Crashing out of UK’s technical/brutal death metal/grindcore scene is Oblivionized, with their debut EP Abhorrent Evolution. Unlike the typical grindcore bands that one may be familiar with, Abhorrent Evolution does not have songs that flash past in so short a period where a even a blink is considered too long, and contains only 4 tracks.
The album opens with a spoken vocals sampled off the movie Sunshine, giving listeners an almost ominous feeling. While the initial riffs and drum beats are still somewhat coherent, once vocalist Zac comes into the music, all hell instantly breaks loose. His high-pitched shout/growls instantly display the grindcore influences that Oblivionized has in their music, backed by a frenzy instrumental section. Backing vocalist/guitarist Sammy provides for a fuller vocal experience with his growls, complementing the higher pitched styles of Zac.
Drummer Jonathan, right off the start displays his technical ability with the constant shifts in tempo and time signature, yet all the time somehow managing to keep the pace and rhythm of the music, as guitarists Geoff and Sammy top that up with crazy runs on their fretboards, with riffs going at breakneck speeds punctuated by pinch harmonics and seemingly random sweep-picked riffs on songs such as the title track Abhorrent Evolution. The solo on the track is surprisingly not what one would expect, slow and well thought-out instead of brainless wankery and shredding for the sake of showing off their speed. Bassist Phil also constantly displays his virtuosity on his instruments with a heavy presence on the music, such as on Subject to Extinction.
While the band lists themselves as a brutal death metal band, various influences in the music can be heard, whether the band has included them in the music consciously or otherwise. While the first three tracks are your typical technical/brutal death metal fare, the intro of closing track A Modern Prometheus reminds listeners of a more brutal and technical version of black/death metal giants Behemoth. Top that up with the trem-picked riffs that are prominent on the first half of the track, further emphasising the feeling of doom in the listener. On this track as well, spoken vocals are cleverly used to provide a prelude to the final moments of chaos of the album.
The crazy and unpredictable shifts in tempo by Jonathan, while suitably displays his ability on the drums, at times end up threatening to go out of sync with the rest of the instruments, such as certain moments on opening track Born into Decadence, causing confusion to the listeners and this has certainly caused the enjoyment of the songs to be affected slightly.

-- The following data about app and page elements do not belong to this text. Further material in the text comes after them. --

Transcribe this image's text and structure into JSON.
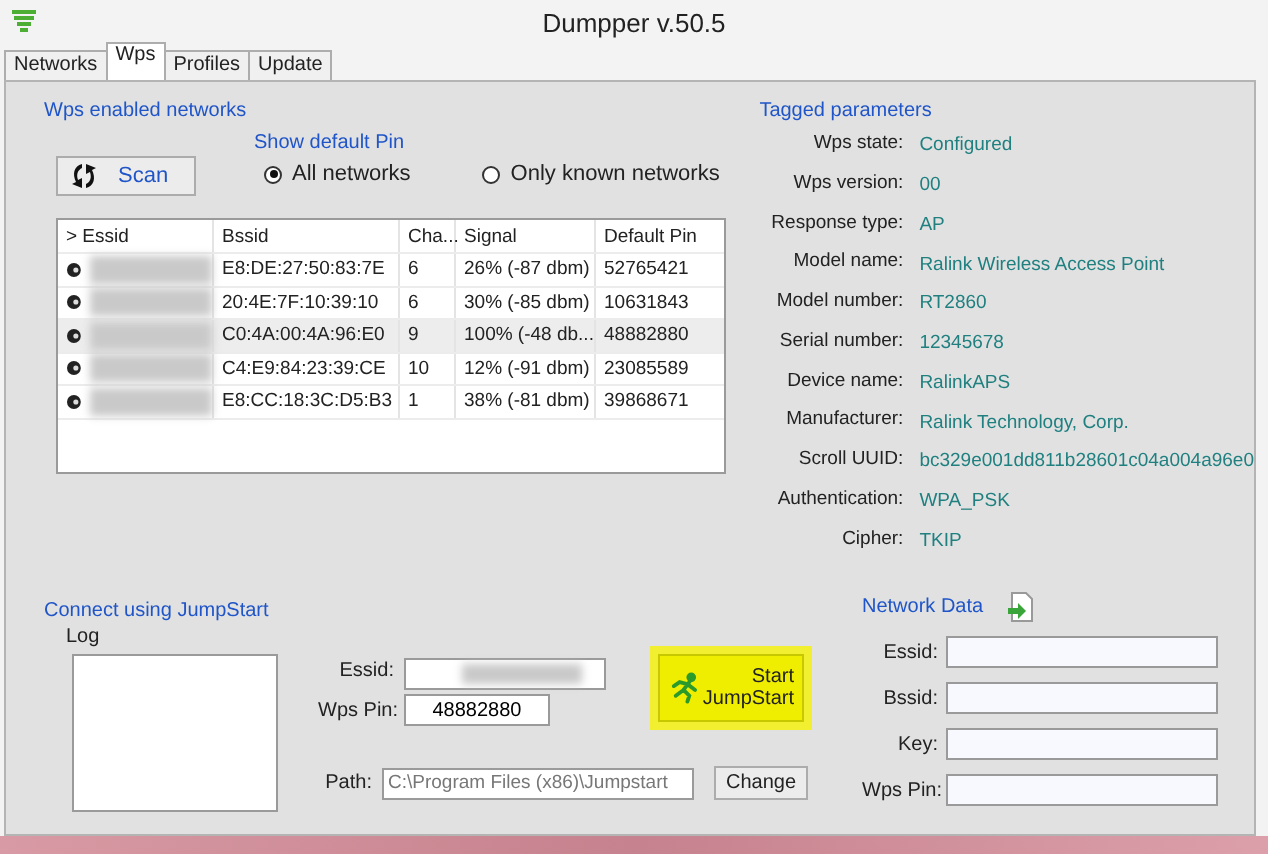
{
  "window": {
    "title": "Dumpper v.50.5"
  },
  "tabs": [
    {
      "label": "Networks",
      "selected": false
    },
    {
      "label": "Wps",
      "selected": true
    },
    {
      "label": "Profiles",
      "selected": false
    },
    {
      "label": "Update",
      "selected": false
    }
  ],
  "wps_networks": {
    "heading": "Wps enabled networks",
    "scan_button": "Scan",
    "show_default_pin": {
      "label": "Show default Pin",
      "options": [
        {
          "label": "All networks",
          "selected": true
        },
        {
          "label": "Only known networks",
          "selected": false
        }
      ]
    },
    "table": {
      "columns": [
        "> Essid",
        "Bssid",
        "Cha...",
        "Signal",
        "Default Pin"
      ],
      "rows": [
        {
          "essid_hidden": true,
          "bssid": "E8:DE:27:50:83:7E",
          "channel": "6",
          "signal": "26% (-87 dbm)",
          "default_pin": "52765421",
          "selected": false
        },
        {
          "essid_hidden": true,
          "bssid": "20:4E:7F:10:39:10",
          "channel": "6",
          "signal": "30% (-85 dbm)",
          "default_pin": "10631843",
          "selected": false
        },
        {
          "essid_hidden": true,
          "bssid": "C0:4A:00:4A:96:E0",
          "channel": "9",
          "signal": "100% (-48 db...",
          "default_pin": "48882880",
          "selected": true
        },
        {
          "essid_hidden": true,
          "bssid": "C4:E9:84:23:39:CE",
          "channel": "10",
          "signal": "12% (-91 dbm)",
          "default_pin": "23085589",
          "selected": false
        },
        {
          "essid_hidden": true,
          "bssid": "E8:CC:18:3C:D5:B3",
          "channel": "1",
          "signal": "38% (-81 dbm)",
          "default_pin": "39868671",
          "selected": false
        }
      ]
    }
  },
  "tagged_parameters": {
    "heading": "Tagged parameters",
    "rows": [
      {
        "label": "Wps state:",
        "value": "Configured"
      },
      {
        "label": "Wps version:",
        "value": "00"
      },
      {
        "label": "Response type:",
        "value": "AP"
      },
      {
        "label": "Model name:",
        "value": "Ralink Wireless Access Point"
      },
      {
        "label": "Model number:",
        "value": "RT2860"
      },
      {
        "label": "Serial number:",
        "value": "12345678"
      },
      {
        "label": "Device name:",
        "value": "RalinkAPS"
      },
      {
        "label": "Manufacturer:",
        "value": "Ralink Technology, Corp."
      },
      {
        "label": "Scroll UUID:",
        "value": "bc329e001dd811b28601c04a004a96e0"
      },
      {
        "label": "Authentication:",
        "value": "WPA_PSK"
      },
      {
        "label": "Cipher:",
        "value": "TKIP"
      }
    ]
  },
  "jumpstart": {
    "heading": "Connect using JumpStart",
    "log_label": "Log",
    "essid_label": "Essid:",
    "essid_hidden": true,
    "wps_pin_label": "Wps Pin:",
    "wps_pin": "48882880",
    "start_button": "Start\nJumpStart",
    "path_label": "Path:",
    "path": "C:\\Program Files (x86)\\Jumpstart",
    "change_button": "Change"
  },
  "network_data": {
    "heading": "Network Data",
    "fields": [
      {
        "label": "Essid:"
      },
      {
        "label": "Bssid:"
      },
      {
        "label": "Key:"
      },
      {
        "label": "Wps Pin:"
      }
    ]
  }
}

The raw production on the album also provides a somewhat fresh breath of air to listeners who are used to the polished production quality preferred by most similar-styled technical death metal bands, though I would not complain if a polished mix of the songs were available in the future. The talent present in the band is obvious, and Abhorrent Evolution is certainly a good start of the band’s career.